In the garden, the Puarangi plant I was gifted by my friends Harry and Emile showed its first three blooms that same day. I took this as a sign of good luck. I felt rich, nurtured, and seen in the presence of these unfamiliar forms that had come from nature. The objects and forms we live amongst have a direct impact on our sense of self, and when we encounter the gifts of people we know and love in public spaces it makes us feel that our world somehow reflects back at us. 

By evening I was reconsidering whether I had been misusing ‘reindigenising’ and perhaps the algorithm knew my nature better than I did – that sometimes merchandising can be the answer and that the two words, in a very specific context, are interchangeable.

What do you choose to display in places of prestige and power? What do you promote? What shine do you tidy away that should really be enjoyed for longer, even celebrated? What are you selling, exactly?

The concepts we display within our whare, our public spaces and influential platforms become our politics, beliefs and culture. It is in these “houses” where aspirational values are sold to our tamariki and to everyone. 

When you visit Whānau Mārama and see Māori interventions co-existing within Commercial Bay’s shopping precinct, consider the many incremental steps that led these Māori taonga to be displayed here: the many relationships watered across generations so that these artists can bloom; the leaders who have tended to us thoughtfully and made space for us to grow. Allow yourself to engage with the visible and invisible labour within this project. Succumb to feelings that the Māori whetū sculptures might spark in you and know that you have earned those emotions. Leave with your kete of knowledge and apply it to your life.

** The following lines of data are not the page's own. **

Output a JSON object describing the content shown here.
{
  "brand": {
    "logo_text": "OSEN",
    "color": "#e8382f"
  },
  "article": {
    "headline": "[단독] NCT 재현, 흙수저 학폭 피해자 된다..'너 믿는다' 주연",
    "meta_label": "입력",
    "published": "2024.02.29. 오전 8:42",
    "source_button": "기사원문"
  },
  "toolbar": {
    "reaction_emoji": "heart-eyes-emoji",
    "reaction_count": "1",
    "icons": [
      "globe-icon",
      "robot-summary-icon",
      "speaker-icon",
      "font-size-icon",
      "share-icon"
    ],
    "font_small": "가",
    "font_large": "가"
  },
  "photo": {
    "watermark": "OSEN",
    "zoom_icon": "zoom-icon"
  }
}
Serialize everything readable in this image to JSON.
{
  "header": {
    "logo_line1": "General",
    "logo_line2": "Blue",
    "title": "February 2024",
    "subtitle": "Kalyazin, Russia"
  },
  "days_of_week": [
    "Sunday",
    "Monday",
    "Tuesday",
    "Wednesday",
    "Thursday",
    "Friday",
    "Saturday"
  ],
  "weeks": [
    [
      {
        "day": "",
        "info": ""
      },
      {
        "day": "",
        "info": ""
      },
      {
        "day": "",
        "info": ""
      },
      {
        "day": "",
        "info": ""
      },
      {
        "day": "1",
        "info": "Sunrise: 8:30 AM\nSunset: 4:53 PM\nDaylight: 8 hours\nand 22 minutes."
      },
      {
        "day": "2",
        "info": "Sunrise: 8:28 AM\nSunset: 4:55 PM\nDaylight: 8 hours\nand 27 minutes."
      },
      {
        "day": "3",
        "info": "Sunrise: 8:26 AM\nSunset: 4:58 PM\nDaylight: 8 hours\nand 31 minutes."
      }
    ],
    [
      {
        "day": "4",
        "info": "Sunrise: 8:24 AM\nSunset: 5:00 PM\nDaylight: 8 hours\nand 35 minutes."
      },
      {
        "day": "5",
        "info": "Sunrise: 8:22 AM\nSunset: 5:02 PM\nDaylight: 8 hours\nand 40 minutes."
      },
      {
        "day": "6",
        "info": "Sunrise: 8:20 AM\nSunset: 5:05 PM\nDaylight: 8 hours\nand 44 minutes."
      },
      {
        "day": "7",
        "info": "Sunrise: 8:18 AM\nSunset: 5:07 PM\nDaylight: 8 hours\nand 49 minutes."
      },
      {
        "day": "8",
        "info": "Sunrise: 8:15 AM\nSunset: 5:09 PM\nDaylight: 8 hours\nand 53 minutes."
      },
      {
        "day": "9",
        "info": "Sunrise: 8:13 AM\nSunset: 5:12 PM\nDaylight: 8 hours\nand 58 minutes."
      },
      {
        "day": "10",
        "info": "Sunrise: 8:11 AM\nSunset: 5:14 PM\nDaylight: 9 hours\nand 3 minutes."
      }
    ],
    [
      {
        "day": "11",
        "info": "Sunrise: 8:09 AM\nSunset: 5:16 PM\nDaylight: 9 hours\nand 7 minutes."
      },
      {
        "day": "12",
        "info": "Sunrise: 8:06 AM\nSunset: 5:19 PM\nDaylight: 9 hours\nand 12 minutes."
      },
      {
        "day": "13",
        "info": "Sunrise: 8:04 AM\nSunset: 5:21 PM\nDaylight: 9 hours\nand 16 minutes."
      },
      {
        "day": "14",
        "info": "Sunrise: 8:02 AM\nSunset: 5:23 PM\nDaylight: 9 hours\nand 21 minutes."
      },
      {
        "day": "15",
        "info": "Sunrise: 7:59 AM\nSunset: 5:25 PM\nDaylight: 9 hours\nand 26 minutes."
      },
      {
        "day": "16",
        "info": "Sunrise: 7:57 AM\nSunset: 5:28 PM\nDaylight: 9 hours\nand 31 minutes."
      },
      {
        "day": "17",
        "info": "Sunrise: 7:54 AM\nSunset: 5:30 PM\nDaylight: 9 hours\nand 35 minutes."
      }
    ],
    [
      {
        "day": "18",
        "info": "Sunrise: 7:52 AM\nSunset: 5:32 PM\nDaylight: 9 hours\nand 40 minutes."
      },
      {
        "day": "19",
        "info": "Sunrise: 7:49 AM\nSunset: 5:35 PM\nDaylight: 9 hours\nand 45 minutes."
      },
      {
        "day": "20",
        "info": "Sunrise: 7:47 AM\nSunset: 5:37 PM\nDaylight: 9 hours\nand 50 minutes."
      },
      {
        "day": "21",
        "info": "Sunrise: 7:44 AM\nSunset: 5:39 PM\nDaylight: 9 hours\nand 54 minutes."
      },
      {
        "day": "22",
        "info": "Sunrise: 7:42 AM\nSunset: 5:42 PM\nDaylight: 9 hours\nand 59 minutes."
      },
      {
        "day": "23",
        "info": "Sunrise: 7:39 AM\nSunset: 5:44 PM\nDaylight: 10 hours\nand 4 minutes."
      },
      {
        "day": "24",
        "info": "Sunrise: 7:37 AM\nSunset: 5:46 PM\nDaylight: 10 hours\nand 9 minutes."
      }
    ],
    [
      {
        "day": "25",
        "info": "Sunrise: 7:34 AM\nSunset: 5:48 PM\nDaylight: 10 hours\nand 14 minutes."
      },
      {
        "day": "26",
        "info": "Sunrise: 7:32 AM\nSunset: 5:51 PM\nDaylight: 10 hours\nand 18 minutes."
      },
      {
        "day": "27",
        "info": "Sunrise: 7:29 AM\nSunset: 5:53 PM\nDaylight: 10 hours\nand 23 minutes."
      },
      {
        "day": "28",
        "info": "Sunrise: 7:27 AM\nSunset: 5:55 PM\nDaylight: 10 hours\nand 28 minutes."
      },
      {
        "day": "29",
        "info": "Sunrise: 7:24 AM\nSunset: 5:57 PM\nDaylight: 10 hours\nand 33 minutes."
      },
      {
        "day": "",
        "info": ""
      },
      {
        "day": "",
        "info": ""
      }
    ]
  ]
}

In Aotearoa we are lucky to be able to honour such rituals while many other nations are still trapped in the isolation required to protect them from Covid-19. However, it is crucial in times of rest and peace – be that according to the Maramataka or politics or pandemics – that we foster progressive ideas and growth. While the messages within my art practice and parenting are positive, there is anger and frustration; the problems from colonisation fracture even the most reasonable requests. I feel that we must continue to ask questions. Whether one is a sceptic or an optimist, there is an unexplored unity that will benefit us all in the future. Whānau Mārama translates to Family of Light, let’s shine and paint this town kowhaiwhai for those who cannot do it at home and for our babies who are leading us into the indigenous future.

Keep going!